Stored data

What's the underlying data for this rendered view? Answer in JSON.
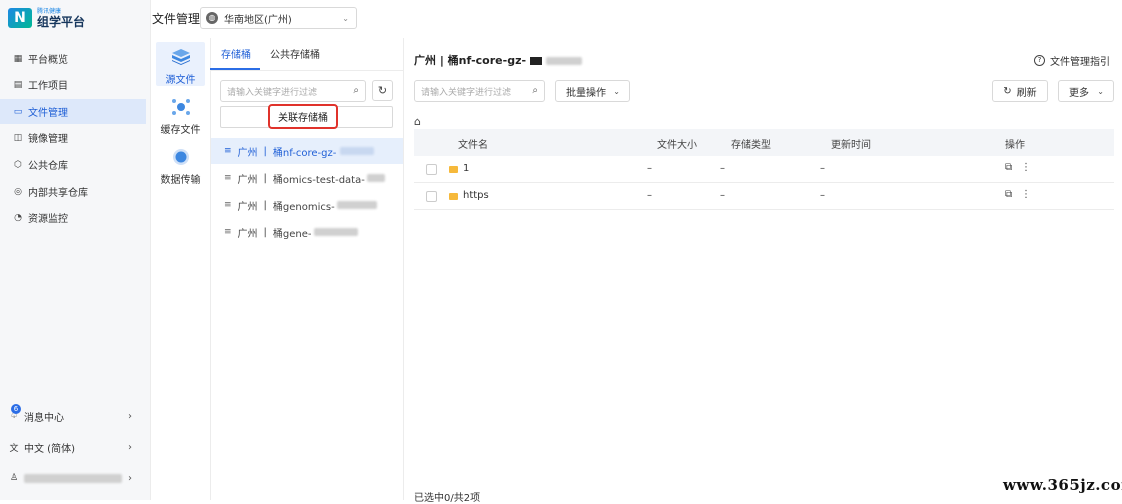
{
  "logo": {
    "mark": "N",
    "small": "腾讯健康",
    "text": "组学平台"
  },
  "sidebar": {
    "items": [
      {
        "icon": "grid-icon",
        "label": "平台概览"
      },
      {
        "icon": "calendar-icon",
        "label": "工作项目"
      },
      {
        "icon": "folder-icon",
        "label": "文件管理"
      },
      {
        "icon": "image-icon",
        "label": "镜像管理"
      },
      {
        "icon": "cube-icon",
        "label": "公共仓库"
      },
      {
        "icon": "share-icon",
        "label": "内部共享仓库"
      },
      {
        "icon": "monitor-icon",
        "label": "资源监控"
      }
    ],
    "messages": {
      "label": "消息中心",
      "badge": "6"
    },
    "language": {
      "label": "中文 (简体)"
    }
  },
  "header": {
    "title": "文件管理",
    "region": "华南地区(广州)"
  },
  "col2": {
    "items": [
      {
        "label": "源文件"
      },
      {
        "label": "缓存文件"
      },
      {
        "label": "数据传输"
      }
    ]
  },
  "bucket_panel": {
    "tabs": [
      "存储桶",
      "公共存储桶"
    ],
    "search_placeholder": "请输入关键字进行过滤",
    "link_button": "关联存储桶",
    "buckets": [
      {
        "region": "广州",
        "name": "桶nf-core-gz-"
      },
      {
        "region": "广州",
        "name": "桶omics-test-data-"
      },
      {
        "region": "广州",
        "name": "桶genomics-"
      },
      {
        "region": "广州",
        "name": "桶gene-"
      }
    ]
  },
  "main": {
    "breadcrumb": "广州 | 桶nf-core-gz-",
    "guide": "文件管理指引",
    "search_placeholder": "请输入关键字进行过滤",
    "batch": "批量操作",
    "refresh": "刷新",
    "more": "更多",
    "columns": [
      "文件名",
      "文件大小",
      "存储类型",
      "更新时间",
      "操作"
    ],
    "rows": [
      {
        "name": "1",
        "size": "–",
        "type": "–",
        "time": "–"
      },
      {
        "name": "https",
        "size": "–",
        "type": "–",
        "time": "–"
      }
    ],
    "footer": "已选中0/共2项"
  },
  "watermark": "www.365jz.com"
}
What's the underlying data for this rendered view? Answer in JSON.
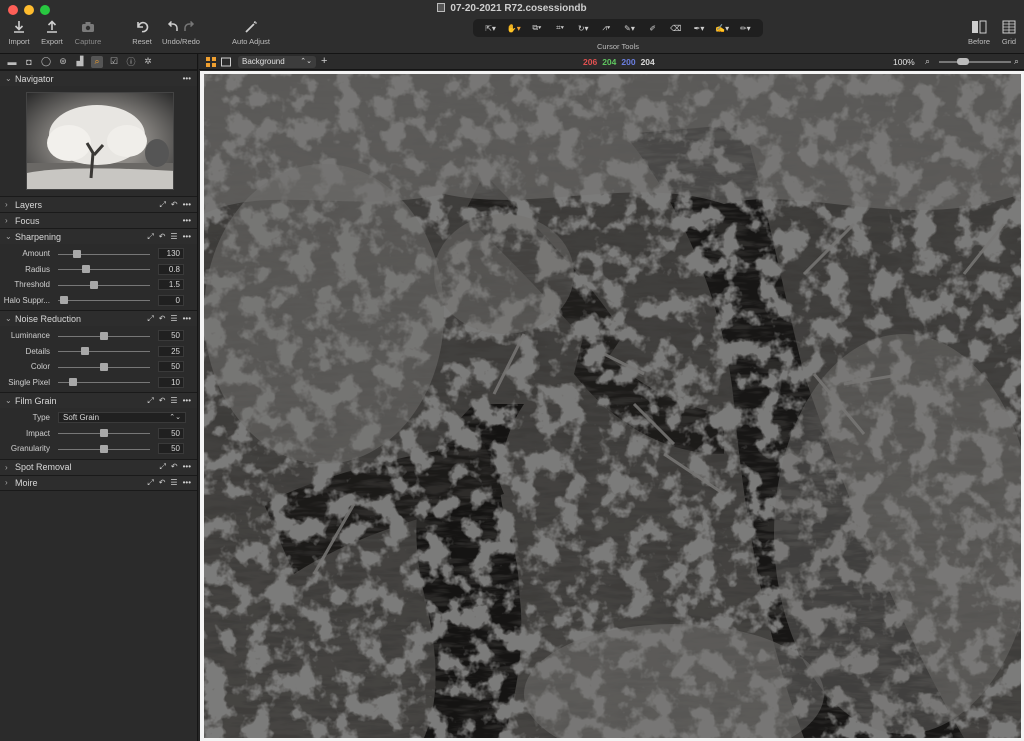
{
  "window": {
    "title": "07-20-2021 R72.cosessiondb",
    "traffic_lights": [
      "#fe5f57",
      "#febc2e",
      "#28c840"
    ]
  },
  "toolbar": {
    "import_label": "Import",
    "export_label": "Export",
    "capture_label": "Capture",
    "reset_label": "Reset",
    "undo_redo_label": "Undo/Redo",
    "auto_adjust_label": "Auto Adjust",
    "cursor_tools_label": "Cursor Tools",
    "before_label": "Before",
    "grid_label": "Grid"
  },
  "cursor_tools": [
    "select-icon",
    "pan-icon",
    "loupe-icon",
    "crop-icon",
    "rotate-icon",
    "keystone-icon",
    "picker-icon",
    "brush-icon",
    "eraser-icon",
    "gradient-icon",
    "color-picker-icon",
    "annotation-icon"
  ],
  "viewer_bar": {
    "layer": "Background",
    "rgb": {
      "r": "206",
      "g": "204",
      "b": "200",
      "l": "204"
    },
    "zoom": "100%",
    "zoom_level": 0.3
  },
  "panels": {
    "navigator": {
      "title": "Navigator"
    },
    "layers": {
      "title": "Layers"
    },
    "focus": {
      "title": "Focus"
    },
    "sharpening": {
      "title": "Sharpening",
      "rows": [
        {
          "label": "Amount",
          "value": "130",
          "pos": 0.18
        },
        {
          "label": "Radius",
          "value": "0.8",
          "pos": 0.28
        },
        {
          "label": "Threshold",
          "value": "1.5",
          "pos": 0.38
        },
        {
          "label": "Halo Suppr...",
          "value": "0",
          "pos": 0.02
        }
      ]
    },
    "noise_reduction": {
      "title": "Noise Reduction",
      "rows": [
        {
          "label": "Luminance",
          "value": "50",
          "pos": 0.5
        },
        {
          "label": "Details",
          "value": "25",
          "pos": 0.27
        },
        {
          "label": "Color",
          "value": "50",
          "pos": 0.5
        },
        {
          "label": "Single Pixel",
          "value": "10",
          "pos": 0.13
        }
      ]
    },
    "film_grain": {
      "title": "Film Grain",
      "type_label": "Type",
      "type_value": "Soft Grain",
      "rows": [
        {
          "label": "Impact",
          "value": "50",
          "pos": 0.5
        },
        {
          "label": "Granularity",
          "value": "50",
          "pos": 0.5
        }
      ]
    },
    "spot_removal": {
      "title": "Spot Removal"
    },
    "moire": {
      "title": "Moire"
    }
  }
}
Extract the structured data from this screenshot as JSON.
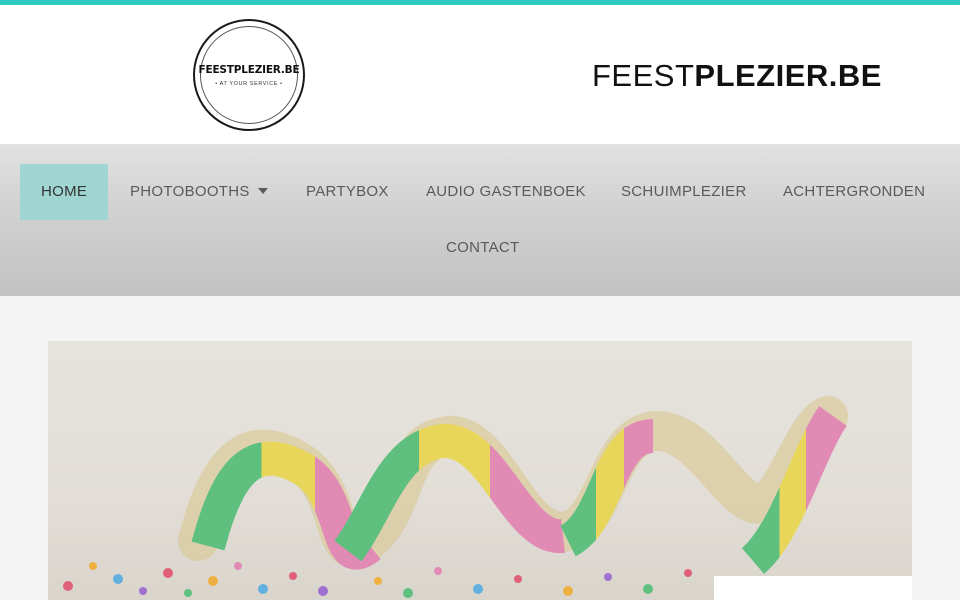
{
  "header": {
    "logo_name": "FEESTPLEZIER.BE",
    "logo_tagline": "• AT YOUR SERVICE •",
    "brand_light": "FEEST",
    "brand_bold": "PLEZIER.BE"
  },
  "nav": {
    "items": [
      {
        "label": "HOME",
        "active": true
      },
      {
        "label": "PHOTOBOOTHS",
        "has_dropdown": true
      },
      {
        "label": "PARTYBOX"
      },
      {
        "label": "AUDIO GASTENBOEK"
      },
      {
        "label": "SCHUIMPLEZIER"
      },
      {
        "label": "ACHTERGRONDEN"
      },
      {
        "label": "CONTACT"
      }
    ]
  },
  "hero": {
    "image": "party-streamer-confetti-image"
  },
  "colors": {
    "accent_topbar": "#2ccac0",
    "nav_active_bg": "#9fd6d2"
  }
}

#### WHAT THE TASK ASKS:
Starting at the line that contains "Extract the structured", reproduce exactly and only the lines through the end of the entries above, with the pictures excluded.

#### YOUR SOLUTION:
Extract the structured data from this screenshot as JSON.
{
  "header": {
    "logo_name": "FEESTPLEZIER.BE",
    "logo_tagline": "• AT YOUR SERVICE •",
    "brand_light": "FEEST",
    "brand_bold": "PLEZIER.BE"
  },
  "nav": {
    "items": [
      {
        "label": "HOME",
        "active": true
      },
      {
        "label": "PHOTOBOOTHS",
        "has_dropdown": true
      },
      {
        "label": "PARTYBOX"
      },
      {
        "label": "AUDIO GASTENBOEK"
      },
      {
        "label": "SCHUIMPLEZIER"
      },
      {
        "label": "ACHTERGRONDEN"
      },
      {
        "label": "CONTACT"
      }
    ]
  },
  "hero": {
    "image": "party-streamer-confetti-image"
  },
  "colors": {
    "accent_topbar": "#2ccac0",
    "nav_active_bg": "#9fd6d2"
  }
}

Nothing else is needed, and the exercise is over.